EXERCISE PROMPT: Among the entries, which lines carry the string "Flag"? Copy each of them.

[Excerpts from an interface dataset]
--------

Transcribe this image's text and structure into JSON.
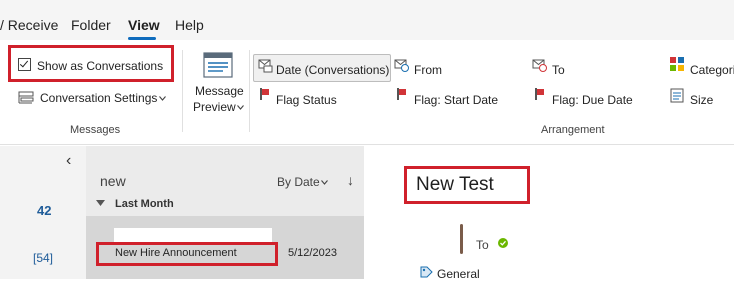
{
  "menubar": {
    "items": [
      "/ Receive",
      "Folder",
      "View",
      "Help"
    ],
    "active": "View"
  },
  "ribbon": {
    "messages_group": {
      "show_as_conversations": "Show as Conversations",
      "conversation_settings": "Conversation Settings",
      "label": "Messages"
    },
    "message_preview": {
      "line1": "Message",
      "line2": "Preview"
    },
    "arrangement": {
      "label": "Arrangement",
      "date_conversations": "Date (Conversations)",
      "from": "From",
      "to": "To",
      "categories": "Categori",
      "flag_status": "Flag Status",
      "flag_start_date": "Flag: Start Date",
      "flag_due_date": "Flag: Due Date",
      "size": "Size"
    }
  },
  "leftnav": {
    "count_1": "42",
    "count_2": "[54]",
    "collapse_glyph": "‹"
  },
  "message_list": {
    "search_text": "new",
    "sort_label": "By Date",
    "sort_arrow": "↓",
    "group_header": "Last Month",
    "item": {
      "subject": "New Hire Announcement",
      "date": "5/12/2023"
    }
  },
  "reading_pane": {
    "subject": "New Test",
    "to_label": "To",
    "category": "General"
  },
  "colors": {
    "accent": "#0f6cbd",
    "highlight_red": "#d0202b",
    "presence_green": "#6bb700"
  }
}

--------

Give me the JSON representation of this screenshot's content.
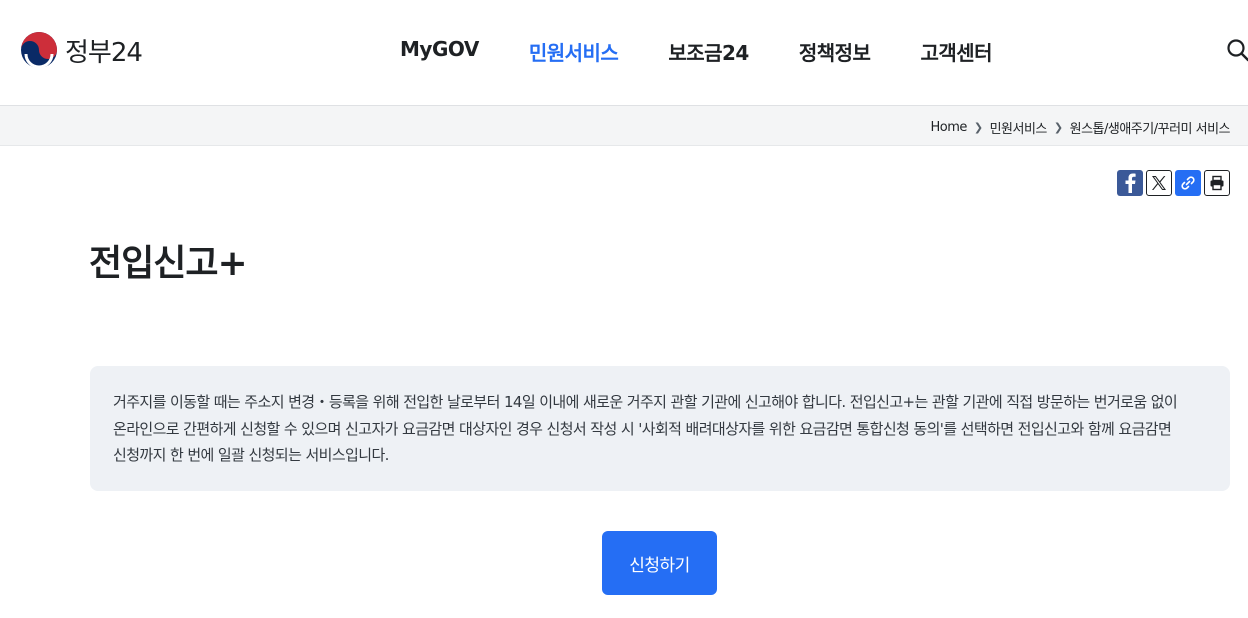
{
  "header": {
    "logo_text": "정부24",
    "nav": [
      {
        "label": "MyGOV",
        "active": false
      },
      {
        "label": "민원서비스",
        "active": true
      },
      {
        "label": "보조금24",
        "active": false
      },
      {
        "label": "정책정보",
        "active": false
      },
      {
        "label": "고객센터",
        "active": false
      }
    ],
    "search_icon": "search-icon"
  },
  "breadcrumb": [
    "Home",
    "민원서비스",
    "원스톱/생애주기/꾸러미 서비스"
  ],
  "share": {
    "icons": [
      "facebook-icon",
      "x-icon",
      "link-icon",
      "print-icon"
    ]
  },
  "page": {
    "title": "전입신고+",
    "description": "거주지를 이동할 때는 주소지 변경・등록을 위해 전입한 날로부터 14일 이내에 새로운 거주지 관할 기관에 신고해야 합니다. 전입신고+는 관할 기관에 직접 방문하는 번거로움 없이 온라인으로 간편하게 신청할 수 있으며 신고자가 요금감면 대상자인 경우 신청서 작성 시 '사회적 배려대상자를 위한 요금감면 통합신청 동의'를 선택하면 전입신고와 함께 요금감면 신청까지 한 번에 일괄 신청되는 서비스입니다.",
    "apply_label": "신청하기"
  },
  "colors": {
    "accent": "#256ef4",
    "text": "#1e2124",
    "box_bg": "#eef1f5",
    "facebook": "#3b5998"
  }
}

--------

ANSWER FOR THE TASK:
      "flag_status": "Flag Status",
      "flag_start_date": "Flag: Start Date",
      "flag_due_date": "Flag: Due Date",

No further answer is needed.